Dawit opened her business in 2006 after standing inside the dusty storefront building and imagining what how her operation would look after she renovated. 

“It was formerly a T-Mobile store,” Dawit said. “It was dirty, and it needed a lot of work. But it was mine.” 

Mark Jackson, Dawit’s store manager, recalls meeting Dawit as he strolled through Presidential Cigars.

“I was checking out local cigar shops, doing research to launch my own line of cigars, ‘Blacksmoke,’ which I eventually did,” he said.

Jackson said he was immediately drawn to Dawit.

“She was absolutely beautiful and very knowledgeable about cigars,” Jackson said.

But opening her own store had its unique challenges, Dawit said. She required inventory — $30,000 to start — and needed people to vouch for her, tough things for someone just getting started. 

“They were asking me for referrals, but I didn’t have any,” Dawit said. “It was a challenge. I built relationships with sales people and wholesalers, and they helped me build my inventory, and some gave me credit.”

Dawit now has a $500,000 inventory and is arranging to buy the property, which she now leases. She has more than 3,500 customers, some of whom pack into the shop seven days a week to smoke cigars, sip Scotch, and network with other smokers.

“My customers include businessmen, politicians, and cigar club members,” Dawit said. “One third of my customers are women.”

She said the three cigar clubs that loyally meet at her store help her business flourish.

“They feel like they are at home,” she said. 

Dawit proudly points to the 2,000 cigar brands for sale inside her state-of-the-art glass-case humidors

The aroma of cigar smoke fills Dawit’s spacious location.
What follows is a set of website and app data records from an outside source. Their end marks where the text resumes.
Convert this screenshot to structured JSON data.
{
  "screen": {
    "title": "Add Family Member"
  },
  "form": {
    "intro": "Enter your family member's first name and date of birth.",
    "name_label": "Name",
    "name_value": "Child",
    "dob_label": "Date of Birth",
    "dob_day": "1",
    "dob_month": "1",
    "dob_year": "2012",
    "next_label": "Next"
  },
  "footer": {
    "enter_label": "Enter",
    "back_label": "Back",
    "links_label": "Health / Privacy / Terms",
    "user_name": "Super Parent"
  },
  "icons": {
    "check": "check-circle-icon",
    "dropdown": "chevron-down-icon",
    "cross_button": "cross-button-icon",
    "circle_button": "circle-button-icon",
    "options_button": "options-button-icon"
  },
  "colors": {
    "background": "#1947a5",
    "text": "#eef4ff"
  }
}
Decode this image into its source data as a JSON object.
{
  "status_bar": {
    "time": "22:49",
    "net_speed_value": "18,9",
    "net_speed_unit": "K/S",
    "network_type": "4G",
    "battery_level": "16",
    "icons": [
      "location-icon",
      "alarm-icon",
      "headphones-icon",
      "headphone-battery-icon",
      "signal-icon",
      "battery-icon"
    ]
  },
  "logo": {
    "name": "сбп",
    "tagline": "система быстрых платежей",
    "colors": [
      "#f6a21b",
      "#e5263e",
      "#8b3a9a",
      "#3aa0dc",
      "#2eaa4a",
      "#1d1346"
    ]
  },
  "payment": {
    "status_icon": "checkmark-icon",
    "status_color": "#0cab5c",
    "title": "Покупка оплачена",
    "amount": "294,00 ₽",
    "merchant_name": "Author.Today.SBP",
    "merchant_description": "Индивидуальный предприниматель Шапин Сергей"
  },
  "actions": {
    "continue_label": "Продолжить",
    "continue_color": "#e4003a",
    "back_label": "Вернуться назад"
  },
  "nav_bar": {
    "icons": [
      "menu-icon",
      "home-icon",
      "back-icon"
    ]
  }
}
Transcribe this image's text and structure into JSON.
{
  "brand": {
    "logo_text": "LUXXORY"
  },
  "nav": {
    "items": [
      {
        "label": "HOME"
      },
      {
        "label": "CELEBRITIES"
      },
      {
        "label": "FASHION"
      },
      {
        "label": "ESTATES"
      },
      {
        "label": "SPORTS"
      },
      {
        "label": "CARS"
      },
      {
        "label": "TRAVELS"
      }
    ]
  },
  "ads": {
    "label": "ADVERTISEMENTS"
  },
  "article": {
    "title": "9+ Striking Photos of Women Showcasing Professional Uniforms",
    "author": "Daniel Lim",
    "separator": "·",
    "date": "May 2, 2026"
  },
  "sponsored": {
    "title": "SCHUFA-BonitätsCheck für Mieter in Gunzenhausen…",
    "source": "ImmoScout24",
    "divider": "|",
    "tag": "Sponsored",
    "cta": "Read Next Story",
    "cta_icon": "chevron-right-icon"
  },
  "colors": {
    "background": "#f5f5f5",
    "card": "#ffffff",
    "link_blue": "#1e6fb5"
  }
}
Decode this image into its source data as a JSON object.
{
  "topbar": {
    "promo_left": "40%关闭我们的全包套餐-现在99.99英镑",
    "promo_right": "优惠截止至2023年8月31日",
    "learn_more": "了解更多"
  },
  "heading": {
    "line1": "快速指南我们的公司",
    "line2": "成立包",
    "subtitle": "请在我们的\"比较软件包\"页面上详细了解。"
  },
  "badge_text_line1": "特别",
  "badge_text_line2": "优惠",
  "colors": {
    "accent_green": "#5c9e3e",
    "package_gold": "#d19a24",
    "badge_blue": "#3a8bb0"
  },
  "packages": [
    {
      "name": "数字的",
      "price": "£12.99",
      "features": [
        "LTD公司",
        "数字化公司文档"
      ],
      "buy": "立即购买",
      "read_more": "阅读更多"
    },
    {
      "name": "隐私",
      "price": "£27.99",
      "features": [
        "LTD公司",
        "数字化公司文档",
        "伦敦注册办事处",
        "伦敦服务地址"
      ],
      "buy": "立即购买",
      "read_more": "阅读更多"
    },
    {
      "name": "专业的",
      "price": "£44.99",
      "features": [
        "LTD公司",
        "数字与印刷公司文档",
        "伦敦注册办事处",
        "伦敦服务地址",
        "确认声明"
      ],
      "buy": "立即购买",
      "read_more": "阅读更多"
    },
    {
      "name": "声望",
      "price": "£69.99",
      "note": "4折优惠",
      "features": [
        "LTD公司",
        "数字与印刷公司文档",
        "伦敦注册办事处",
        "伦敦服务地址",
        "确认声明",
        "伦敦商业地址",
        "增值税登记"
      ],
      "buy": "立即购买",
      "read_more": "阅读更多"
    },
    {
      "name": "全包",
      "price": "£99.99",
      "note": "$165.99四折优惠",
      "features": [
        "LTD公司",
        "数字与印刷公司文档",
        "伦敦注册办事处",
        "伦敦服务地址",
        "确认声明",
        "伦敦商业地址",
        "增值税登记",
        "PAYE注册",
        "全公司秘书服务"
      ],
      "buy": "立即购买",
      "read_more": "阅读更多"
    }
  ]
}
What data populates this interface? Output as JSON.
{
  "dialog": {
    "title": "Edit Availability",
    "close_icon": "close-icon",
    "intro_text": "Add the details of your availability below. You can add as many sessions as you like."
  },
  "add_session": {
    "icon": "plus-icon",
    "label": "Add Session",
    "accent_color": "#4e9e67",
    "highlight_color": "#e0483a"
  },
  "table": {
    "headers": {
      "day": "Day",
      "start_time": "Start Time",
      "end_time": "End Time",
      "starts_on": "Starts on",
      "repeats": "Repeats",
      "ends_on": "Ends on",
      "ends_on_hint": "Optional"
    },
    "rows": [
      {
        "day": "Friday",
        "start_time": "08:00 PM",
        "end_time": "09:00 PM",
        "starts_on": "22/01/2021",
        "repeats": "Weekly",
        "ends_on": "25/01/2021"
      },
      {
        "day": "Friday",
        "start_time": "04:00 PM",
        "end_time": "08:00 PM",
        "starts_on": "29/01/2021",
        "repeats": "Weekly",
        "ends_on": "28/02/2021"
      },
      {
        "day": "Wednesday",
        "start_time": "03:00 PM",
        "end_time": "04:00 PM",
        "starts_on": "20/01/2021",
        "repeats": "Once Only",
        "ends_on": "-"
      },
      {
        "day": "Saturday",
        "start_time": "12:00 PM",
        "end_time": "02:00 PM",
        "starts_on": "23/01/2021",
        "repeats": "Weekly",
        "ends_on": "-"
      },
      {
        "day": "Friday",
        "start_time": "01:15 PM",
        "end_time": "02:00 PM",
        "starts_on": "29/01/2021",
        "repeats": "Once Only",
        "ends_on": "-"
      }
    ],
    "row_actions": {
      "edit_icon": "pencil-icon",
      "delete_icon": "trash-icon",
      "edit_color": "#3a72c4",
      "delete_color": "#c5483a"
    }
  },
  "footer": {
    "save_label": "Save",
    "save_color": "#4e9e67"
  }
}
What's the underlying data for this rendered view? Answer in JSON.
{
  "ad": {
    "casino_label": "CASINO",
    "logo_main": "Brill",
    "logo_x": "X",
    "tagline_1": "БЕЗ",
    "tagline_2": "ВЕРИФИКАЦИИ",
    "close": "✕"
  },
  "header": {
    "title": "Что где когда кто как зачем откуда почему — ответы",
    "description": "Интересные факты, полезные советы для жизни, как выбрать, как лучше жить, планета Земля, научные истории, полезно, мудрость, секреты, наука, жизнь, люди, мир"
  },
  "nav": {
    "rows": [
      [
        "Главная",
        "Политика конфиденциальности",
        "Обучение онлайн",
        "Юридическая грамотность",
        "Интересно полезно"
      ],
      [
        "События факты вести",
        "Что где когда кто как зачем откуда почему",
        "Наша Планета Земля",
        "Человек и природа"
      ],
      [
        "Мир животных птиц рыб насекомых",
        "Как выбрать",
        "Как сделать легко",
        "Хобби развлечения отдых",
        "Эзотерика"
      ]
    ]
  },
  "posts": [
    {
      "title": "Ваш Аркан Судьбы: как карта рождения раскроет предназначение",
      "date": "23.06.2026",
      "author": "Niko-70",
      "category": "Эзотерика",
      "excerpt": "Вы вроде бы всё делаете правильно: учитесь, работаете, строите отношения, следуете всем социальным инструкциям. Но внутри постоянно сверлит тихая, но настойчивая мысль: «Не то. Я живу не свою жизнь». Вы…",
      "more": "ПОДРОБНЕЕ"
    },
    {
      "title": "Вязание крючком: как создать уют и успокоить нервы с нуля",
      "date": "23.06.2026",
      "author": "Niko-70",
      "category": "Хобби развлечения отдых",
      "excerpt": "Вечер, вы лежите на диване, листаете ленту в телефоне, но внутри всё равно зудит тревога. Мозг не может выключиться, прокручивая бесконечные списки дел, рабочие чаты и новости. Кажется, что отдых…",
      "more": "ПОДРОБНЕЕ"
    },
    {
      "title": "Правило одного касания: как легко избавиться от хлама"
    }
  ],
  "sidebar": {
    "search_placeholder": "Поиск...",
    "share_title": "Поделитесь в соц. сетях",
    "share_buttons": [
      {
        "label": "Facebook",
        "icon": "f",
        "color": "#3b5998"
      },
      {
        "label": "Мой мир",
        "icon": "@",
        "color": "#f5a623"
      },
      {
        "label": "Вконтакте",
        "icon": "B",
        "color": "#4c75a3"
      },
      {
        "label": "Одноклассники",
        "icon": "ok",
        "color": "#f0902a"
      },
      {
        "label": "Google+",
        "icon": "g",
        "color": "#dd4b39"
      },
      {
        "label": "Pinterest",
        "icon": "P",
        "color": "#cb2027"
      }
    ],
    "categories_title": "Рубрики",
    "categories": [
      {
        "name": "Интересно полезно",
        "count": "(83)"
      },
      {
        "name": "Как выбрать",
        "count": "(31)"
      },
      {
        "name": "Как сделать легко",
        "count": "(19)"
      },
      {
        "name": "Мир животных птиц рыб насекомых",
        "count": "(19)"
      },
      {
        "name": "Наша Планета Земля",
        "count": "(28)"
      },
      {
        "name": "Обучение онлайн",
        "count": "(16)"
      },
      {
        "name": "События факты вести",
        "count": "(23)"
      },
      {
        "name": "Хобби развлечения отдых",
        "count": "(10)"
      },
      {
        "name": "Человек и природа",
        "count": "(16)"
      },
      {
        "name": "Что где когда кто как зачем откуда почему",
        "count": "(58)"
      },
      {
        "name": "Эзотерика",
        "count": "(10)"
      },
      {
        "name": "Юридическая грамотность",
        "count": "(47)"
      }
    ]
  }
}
Next to the well-stocked bar is a roomy lounge with comfortable seats and a large flat-screen TV.
While nearly 13 billion cigars were sold in America in 2015, according to the Center for Disease Control, Dawit is not the typical cigar store owner: She doesn’t smoke.

“I don’t smoke cigars, and I don’t drink,” Dawit said as she walks through her stylish venue, and cigar smoke hangs in the air. “But I do offer my customers a great deal of knowledge about cigars.”

Dawit is friendly, attractive and formidable. She has a sly smile, long black hair that flows over her shoulders, and a sultry accent that hints of mystery.

“TG’s gift is certainly her personality,” said Jackson. “She hugs people, shakes hands, it’s a genuine passion for her business and it brings folks back.” 

Dawit agreed.

“I haven’t had a vacation in 10 years,” she said. “I work seven days a week; I’m always here.”

Dawit says her store also offers a full-service tobacco shop with house-blended tobaccos, cigar lighters, novel ashtrays, vaporizers and hookah pipes. 

And she drives to work in her 2017 Range Rover.

“I know everything there is to know about cigars,” Dawit said. “I can smell cigars, roll them, merchandise them, and sell them. I just don’t smoke them.”